AIM OF THE TASK
For each entry below, copy the text exactly and leave out any picture.

DATA FOR THIS TASK

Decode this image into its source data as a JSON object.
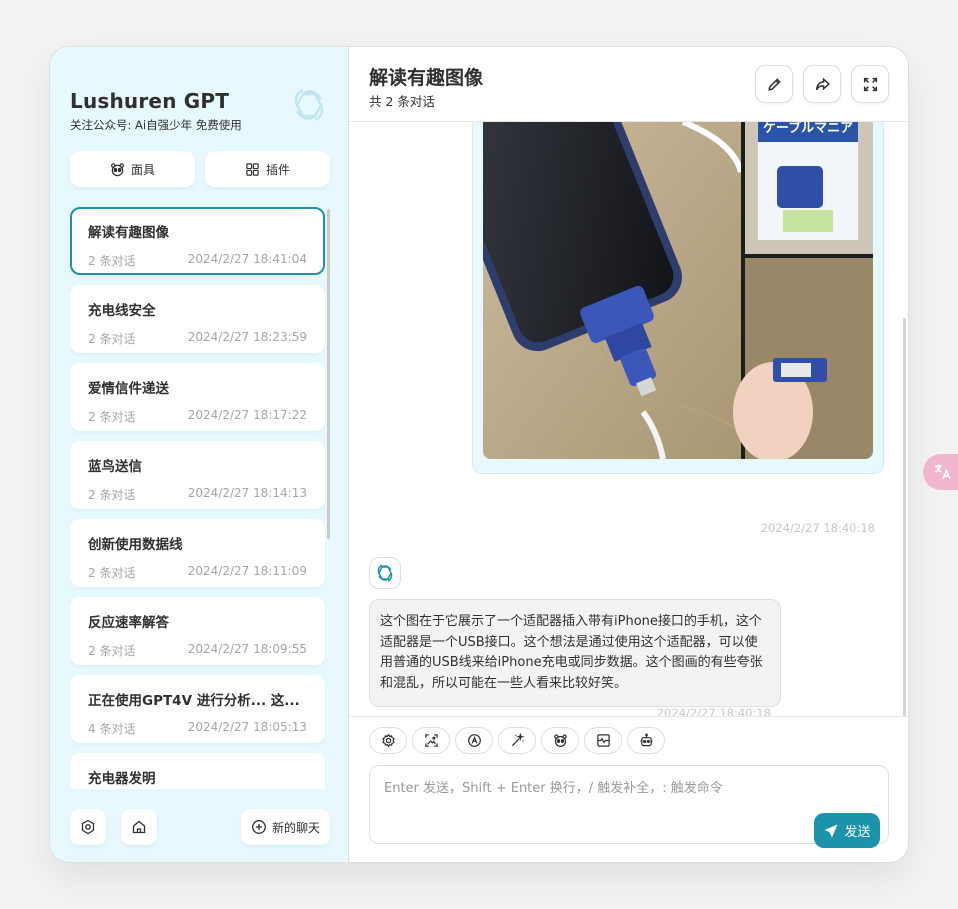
{
  "sidebar": {
    "title": "Lushuren GPT",
    "subtitle": "关注公众号: Ai自强少年 免费使用",
    "mask_button": "面具",
    "plugin_button": "插件",
    "new_chat_button": "新的聊天",
    "chats": [
      {
        "title": "解读有趣图像",
        "count": "2 条对话",
        "time": "2024/2/27 18:41:04"
      },
      {
        "title": "充电线安全",
        "count": "2 条对话",
        "time": "2024/2/27 18:23:59"
      },
      {
        "title": "爱情信件递送",
        "count": "2 条对话",
        "time": "2024/2/27 18:17:22"
      },
      {
        "title": "蓝鸟送信",
        "count": "2 条对话",
        "time": "2024/2/27 18:14:13"
      },
      {
        "title": "创新使用数据线",
        "count": "2 条对话",
        "time": "2024/2/27 18:11:09"
      },
      {
        "title": "反应速率解答",
        "count": "2 条对话",
        "time": "2024/2/27 18:09:55"
      },
      {
        "title": "正在使用GPT4V 进行分析... 这...",
        "count": "4 条对话",
        "time": "2024/2/27 18:05:13"
      },
      {
        "title": "充电器发明",
        "count": "",
        "time": ""
      }
    ]
  },
  "header": {
    "title": "解读有趣图像",
    "subtitle": "共 2 条对话"
  },
  "messages": {
    "user_time": "2024/2/27 18:40:18",
    "bot_text": "这个图在于它展示了一个适配器插入带有iPhone接口的手机，这个适配器是一个USB接口。这个想法是通过使用这个适配器，可以使用普通的USB线来给iPhone充电或同步数据。这个图画的有些夸张和混乱，所以可能在一些人看来比较好笑。",
    "bot_time": "2024/2/27 18:40:18",
    "photo_text": "ケーブルマニア"
  },
  "input": {
    "placeholder": "Enter 发送，Shift + Enter 换行，/ 触发补全，: 触发命令",
    "send_label": "发送"
  },
  "colors": {
    "accent": "#1d93ab",
    "sidebar_bg": "#e7f8ff",
    "fab": "#f0b6cd"
  }
}
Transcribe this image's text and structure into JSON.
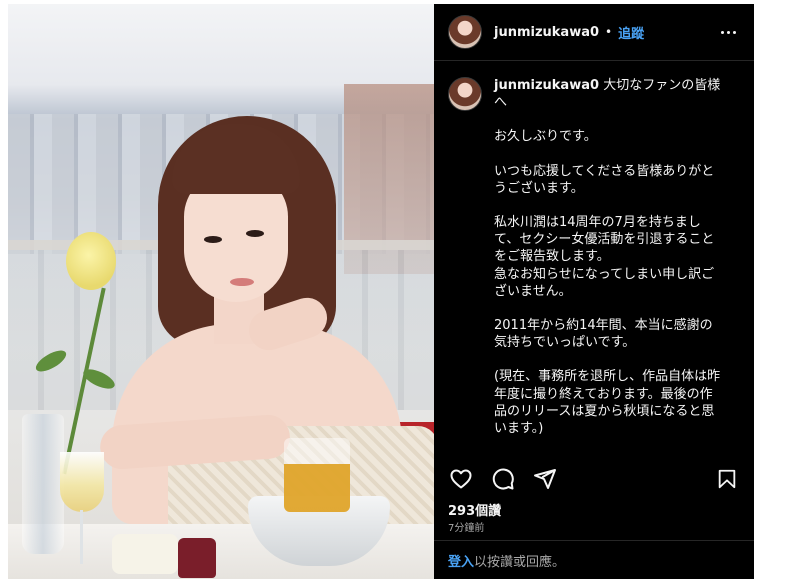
{
  "post": {
    "username": "junmizukawa0",
    "dot": "•",
    "follow_label": "追蹤",
    "caption_first_line": "大切なファンの皆様へ",
    "caption_paragraphs": [
      "お久しぶりです。",
      "いつも応援してくださる皆様ありがとうございます。",
      "私水川潤は14周年の7月を持ちまして、セクシー女優活動を引退することをご報告致します。\n急なお知らせになってしまい申し訳ございません。",
      "2011年から約14年間、本当に感謝の気持ちでいっぱいです。",
      "(現在、事務所を退所し、作品自体は昨年度に撮り終えております。最後の作品のリリースは夏から秋頃になると思います。)"
    ],
    "likes": "293個讚",
    "time_ago": "7分鐘前",
    "footer": {
      "login_label": "登入",
      "rest": "以按讚或回應。"
    }
  },
  "icons": {
    "like": "heart-icon",
    "comment": "comment-icon",
    "share": "send-icon",
    "save": "bookmark-icon",
    "more": "more-horizontal-icon"
  },
  "colors": {
    "panel_bg": "#000000",
    "link_blue": "#4aa3f5",
    "text": "#f5f5f5",
    "muted": "#a8a8a8"
  }
}
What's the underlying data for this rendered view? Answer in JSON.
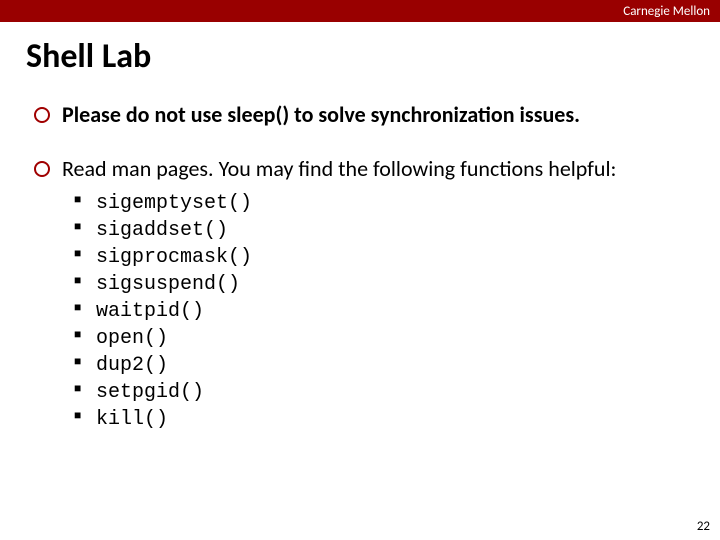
{
  "banner": {
    "org": "Carnegie Mellon"
  },
  "title": "Shell Lab",
  "bullets": [
    {
      "text": "Please do not use sleep() to solve synchronization issues.",
      "bold": true
    },
    {
      "text": "Read man pages. You may find the following functions helpful:",
      "bold": false
    }
  ],
  "functions": [
    "sigemptyset()",
    "sigaddset()",
    "sigprocmask()",
    "sigsuspend()",
    "waitpid()",
    "open()",
    "dup2()",
    "setpgid()",
    "kill()"
  ],
  "page_number": "22"
}
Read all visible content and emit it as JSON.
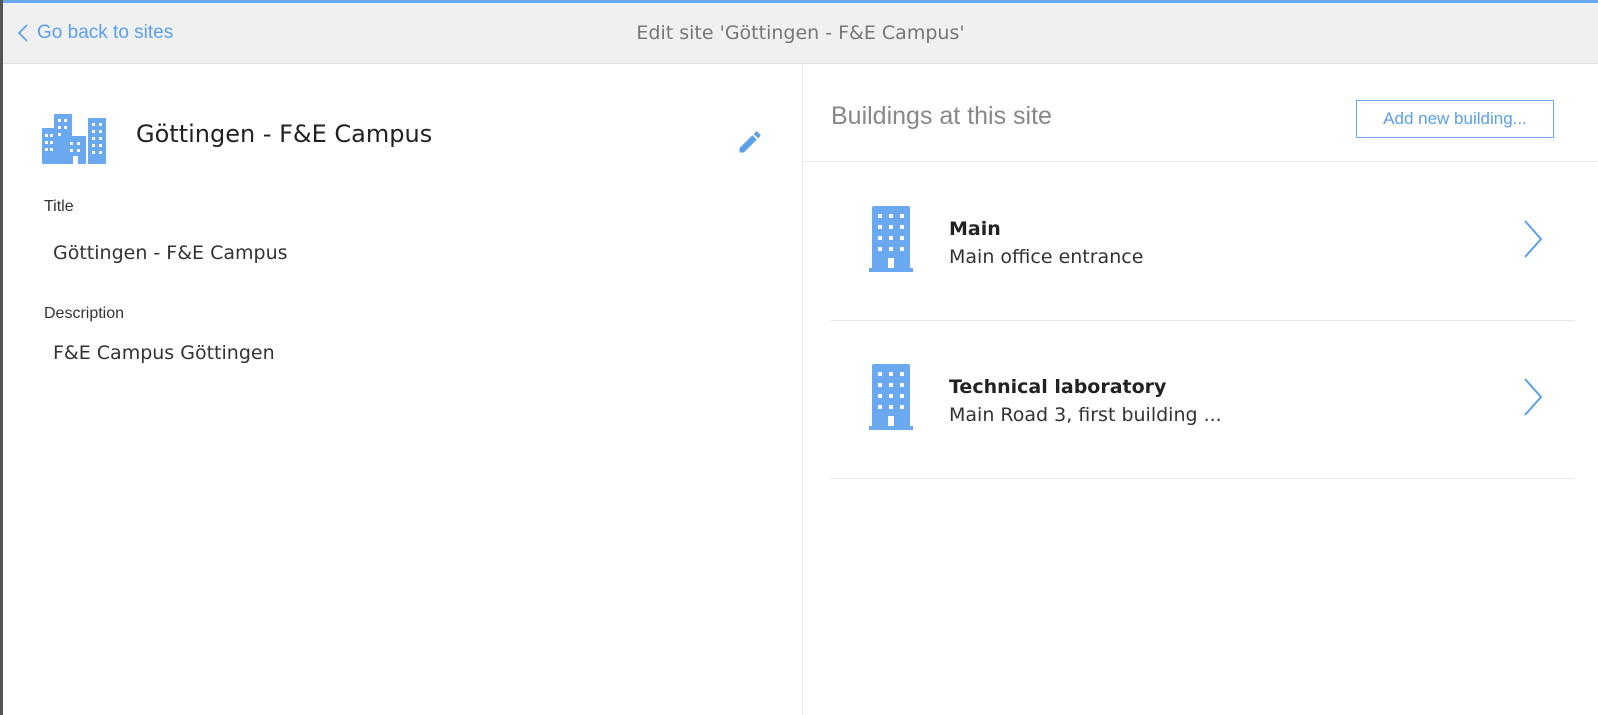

SOLUTION
Decode this image into its source data as a JSON object.
{
  "sidebar": {
    "title": "Lushuren GPT",
    "subtitle": "关注公众号: Ai自强少年 免费使用",
    "mask_button": "面具",
    "plugin_button": "插件",
    "new_chat_button": "新的聊天",
    "chats": [
      {
        "title": "解读有趣图像",
        "count": "2 条对话",
        "time": "2024/2/27 18:41:04"
      },
      {
        "title": "充电线安全",
        "count": "2 条对话",
        "time": "2024/2/27 18:23:59"
      },
      {
        "title": "爱情信件递送",
        "count": "2 条对话",
        "time": "2024/2/27 18:17:22"
      },
      {
        "title": "蓝鸟送信",
        "count": "2 条对话",
        "time": "2024/2/27 18:14:13"
      },
      {
        "title": "创新使用数据线",
        "count": "2 条对话",
        "time": "2024/2/27 18:11:09"
      },
      {
        "title": "反应速率解答",
        "count": "2 条对话",
        "time": "2024/2/27 18:09:55"
      },
      {
        "title": "正在使用GPT4V 进行分析... 这...",
        "count": "4 条对话",
        "time": "2024/2/27 18:05:13"
      },
      {
        "title": "充电器发明",
        "count": "",
        "time": ""
      }
    ]
  },
  "header": {
    "title": "解读有趣图像",
    "subtitle": "共 2 条对话"
  },
  "messages": {
    "user_time": "2024/2/27 18:40:18",
    "bot_text": "这个图在于它展示了一个适配器插入带有iPhone接口的手机，这个适配器是一个USB接口。这个想法是通过使用这个适配器，可以使用普通的USB线来给iPhone充电或同步数据。这个图画的有些夸张和混乱，所以可能在一些人看来比较好笑。",
    "bot_time": "2024/2/27 18:40:18",
    "photo_text": "ケーブルマニア"
  },
  "input": {
    "placeholder": "Enter 发送，Shift + Enter 换行，/ 触发补全，: 触发命令",
    "send_label": "发送"
  },
  "colors": {
    "accent": "#1d93ab",
    "sidebar_bg": "#e7f8ff",
    "fab": "#f0b6cd"
  }
}
Transcribe this image's text and structure into JSON.
{
  "post": {
    "username": "junmizukawa0",
    "dot": "•",
    "follow_label": "追蹤",
    "caption_first_line": "大切なファンの皆様へ",
    "caption_paragraphs": [
      "お久しぶりです。",
      "いつも応援してくださる皆様ありがとうございます。",
      "私水川潤は14周年の7月を持ちまして、セクシー女優活動を引退することをご報告致します。\n急なお知らせになってしまい申し訳ございません。",
      "2011年から約14年間、本当に感謝の気持ちでいっぱいです。",
      "(現在、事務所を退所し、作品自体は昨年度に撮り終えております。最後の作品のリリースは夏から秋頃になると思います。)"
    ],
    "likes": "293個讚",
    "time_ago": "7分鐘前",
    "footer": {
      "login_label": "登入",
      "rest": "以按讚或回應。"
    }
  },
  "icons": {
    "like": "heart-icon",
    "comment": "comment-icon",
    "share": "send-icon",
    "save": "bookmark-icon",
    "more": "more-horizontal-icon"
  },
  "colors": {
    "panel_bg": "#000000",
    "link_blue": "#4aa3f5",
    "text": "#f5f5f5",
    "muted": "#a8a8a8"
  }
}
What's the underlying data for this rendered view? Answer in JSON.
{
  "banner": {
    "org": "Carnegie Mellon"
  },
  "title": "Shell Lab",
  "bullets": [
    {
      "text": "Please do not use sleep() to solve synchronization issues.",
      "bold": true
    },
    {
      "text": "Read man pages. You may find the following functions helpful:",
      "bold": false
    }
  ],
  "functions": [
    "sigemptyset()",
    "sigaddset()",
    "sigprocmask()",
    "sigsuspend()",
    "waitpid()",
    "open()",
    "dup2()",
    "setpgid()",
    "kill()"
  ],
  "page_number": "22"
}
Read all visible content and emit it as JSON.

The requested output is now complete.